* AVAILABLE RECORDS
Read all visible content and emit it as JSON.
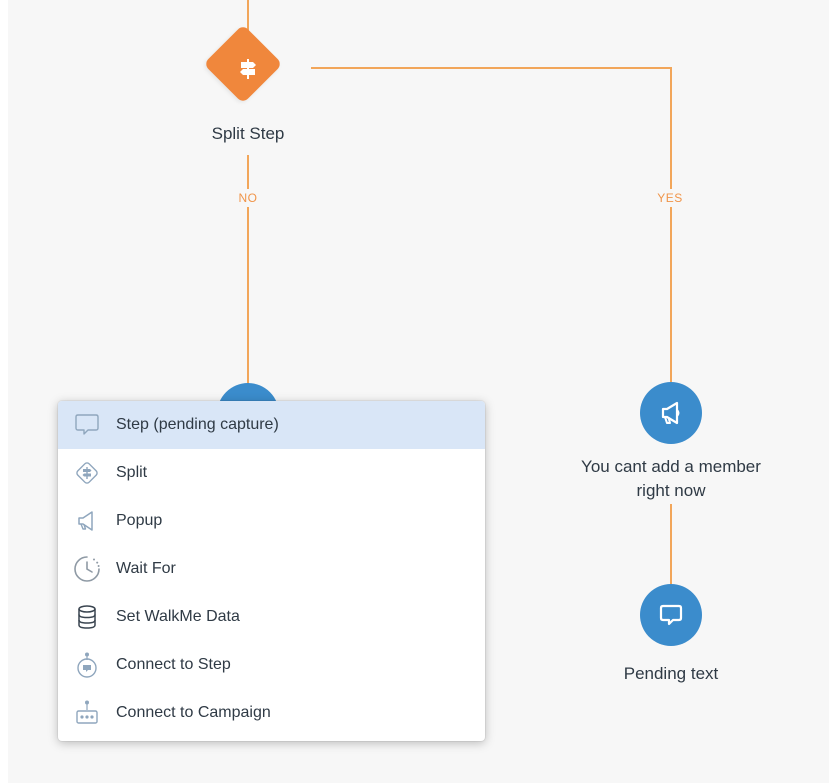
{
  "flow": {
    "split_node": {
      "title": "Split Step",
      "icon": "signpost-icon",
      "color": "#f0873c"
    },
    "branches": {
      "no_label": "NO",
      "yes_label": "YES"
    },
    "popup_node": {
      "title_line1": "You cant add a member",
      "title_line2": "right now",
      "icon": "megaphone-icon"
    },
    "pending_node": {
      "title": "Pending text",
      "icon": "speech-bubble-icon"
    },
    "colors": {
      "connector": "#f2a65a",
      "node_blue": "#3b8ccc",
      "menu_highlight": "#d9e6f7"
    }
  },
  "menu": {
    "items": [
      {
        "label": "Step (pending capture)",
        "icon": "speech-bubble-outline-icon",
        "selected": true
      },
      {
        "label": "Split",
        "icon": "split-diamond-icon",
        "selected": false
      },
      {
        "label": "Popup",
        "icon": "megaphone-outline-icon",
        "selected": false
      },
      {
        "label": "Wait For",
        "icon": "clock-icon",
        "selected": false
      },
      {
        "label": "Set WalkMe Data",
        "icon": "database-icon",
        "selected": false
      },
      {
        "label": "Connect to Step",
        "icon": "connect-step-icon",
        "selected": false
      },
      {
        "label": "Connect to Campaign",
        "icon": "connect-campaign-icon",
        "selected": false
      }
    ]
  }
}
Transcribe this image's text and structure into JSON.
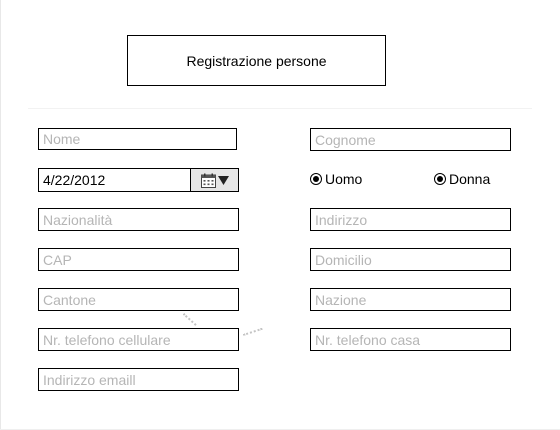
{
  "form": {
    "title": "Registrazione persone",
    "fields": {
      "nome": "Nome",
      "cognome": "Cognome",
      "nazionalita": "Nazionalità",
      "indirizzo": "Indirizzo",
      "cap": "CAP",
      "domicilio": "Domicilio",
      "cantone": "Cantone",
      "nazione": "Nazione",
      "cellulare": "Nr. telefono cellulare",
      "telefono_casa": "Nr. telefono casa",
      "email": "Indirizzo emaill"
    },
    "birth_date": {
      "value": "4/22/2012",
      "button_icon": "calendar-icon",
      "arrow_icon": "triangle-down-icon"
    },
    "gender": {
      "options": [
        "Uomo",
        "Donna"
      ],
      "selected": [
        "Uomo",
        "Donna"
      ]
    }
  }
}
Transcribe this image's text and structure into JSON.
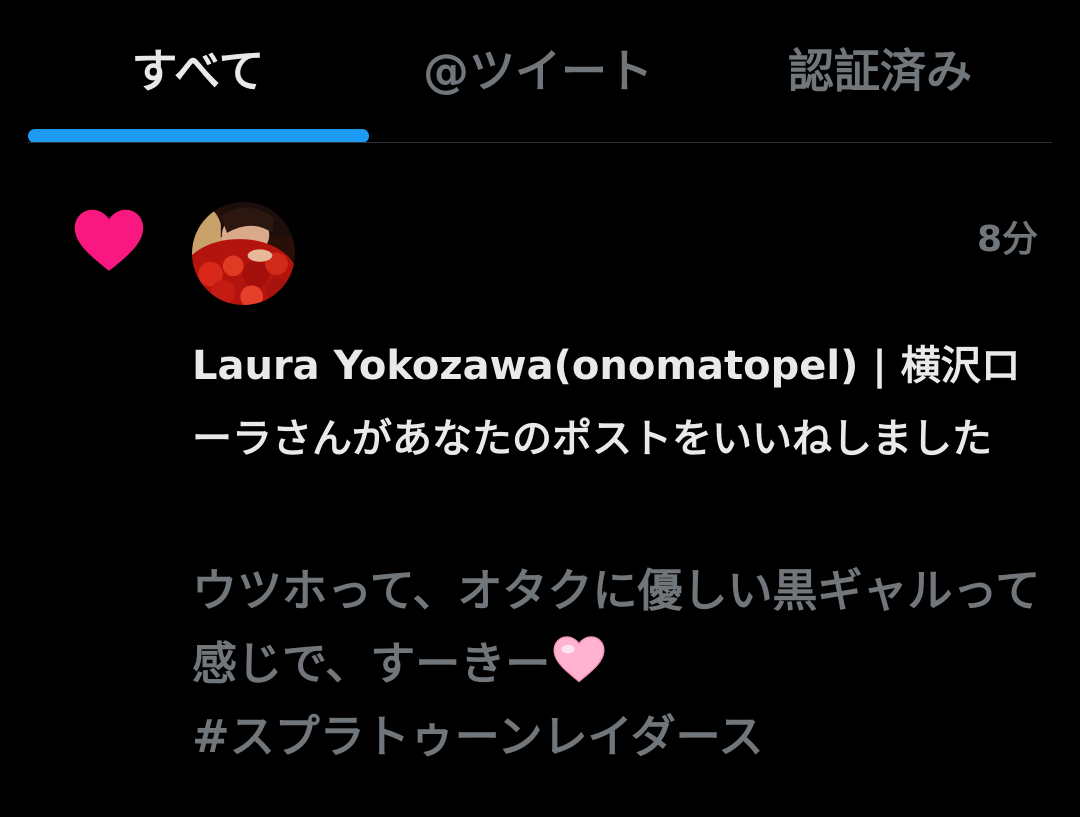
{
  "tabs": {
    "items": [
      {
        "label": "すべて",
        "selected": true
      },
      {
        "label": "@ツイート",
        "selected": false
      },
      {
        "label": "認証済み",
        "selected": false
      }
    ]
  },
  "notification": {
    "type_icon": "heart-icon",
    "avatar_icon": "user-avatar",
    "timestamp": "8分",
    "headline": "Laura Yokozawa(onomatopel) | 横沢ローラさんがあなたのポストをいいねしました",
    "tweet": {
      "text": "ウツホって、オタクに優しい黒ギャルって感じで、すーきー",
      "emoji": "pink-heart-icon",
      "hashtag": "#スプラトゥーンレイダース"
    }
  },
  "colors": {
    "background": "#000000",
    "text_primary": "#e7e9ea",
    "text_secondary": "#71767b",
    "accent": "#1d9bf0",
    "like": "#f91880",
    "emoji_pink": "#ffb3d1"
  }
}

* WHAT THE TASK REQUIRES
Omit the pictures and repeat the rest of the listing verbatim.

* ANSWER TO THE PROBLEM
Read all visible content and emit it as JSON.
{
  "flow": {
    "split_node": {
      "title": "Split Step",
      "icon": "signpost-icon",
      "color": "#f0873c"
    },
    "branches": {
      "no_label": "NO",
      "yes_label": "YES"
    },
    "popup_node": {
      "title_line1": "You cant add a member",
      "title_line2": "right now",
      "icon": "megaphone-icon"
    },
    "pending_node": {
      "title": "Pending text",
      "icon": "speech-bubble-icon"
    },
    "colors": {
      "connector": "#f2a65a",
      "node_blue": "#3b8ccc",
      "menu_highlight": "#d9e6f7"
    }
  },
  "menu": {
    "items": [
      {
        "label": "Step (pending capture)",
        "icon": "speech-bubble-outline-icon",
        "selected": true
      },
      {
        "label": "Split",
        "icon": "split-diamond-icon",
        "selected": false
      },
      {
        "label": "Popup",
        "icon": "megaphone-outline-icon",
        "selected": false
      },
      {
        "label": "Wait For",
        "icon": "clock-icon",
        "selected": false
      },
      {
        "label": "Set WalkMe Data",
        "icon": "database-icon",
        "selected": false
      },
      {
        "label": "Connect to Step",
        "icon": "connect-step-icon",
        "selected": false
      },
      {
        "label": "Connect to Campaign",
        "icon": "connect-campaign-icon",
        "selected": false
      }
    ]
  }
}
Transcribe this image's text and structure into JSON.
{
  "form": {
    "title": "Registrazione persone",
    "fields": {
      "nome": "Nome",
      "cognome": "Cognome",
      "nazionalita": "Nazionalità",
      "indirizzo": "Indirizzo",
      "cap": "CAP",
      "domicilio": "Domicilio",
      "cantone": "Cantone",
      "nazione": "Nazione",
      "cellulare": "Nr. telefono cellulare",
      "telefono_casa": "Nr. telefono casa",
      "email": "Indirizzo emaill"
    },
    "birth_date": {
      "value": "4/22/2012",
      "button_icon": "calendar-icon",
      "arrow_icon": "triangle-down-icon"
    },
    "gender": {
      "options": [
        "Uomo",
        "Donna"
      ],
      "selected": [
        "Uomo",
        "Donna"
      ]
    }
  }
}
Transcribe this image's text and structure into JSON.
{
  "tabs": {
    "items": [
      {
        "label": "すべて",
        "selected": true
      },
      {
        "label": "@ツイート",
        "selected": false
      },
      {
        "label": "認証済み",
        "selected": false
      }
    ]
  },
  "notification": {
    "type_icon": "heart-icon",
    "avatar_icon": "user-avatar",
    "timestamp": "8分",
    "headline": "Laura Yokozawa(onomatopel) | 横沢ローラさんがあなたのポストをいいねしました",
    "tweet": {
      "text": "ウツホって、オタクに優しい黒ギャルって感じで、すーきー",
      "emoji": "pink-heart-icon",
      "hashtag": "#スプラトゥーンレイダース"
    }
  },
  "colors": {
    "background": "#000000",
    "text_primary": "#e7e9ea",
    "text_secondary": "#71767b",
    "accent": "#1d9bf0",
    "like": "#f91880",
    "emoji_pink": "#ffb3d1"
  }
}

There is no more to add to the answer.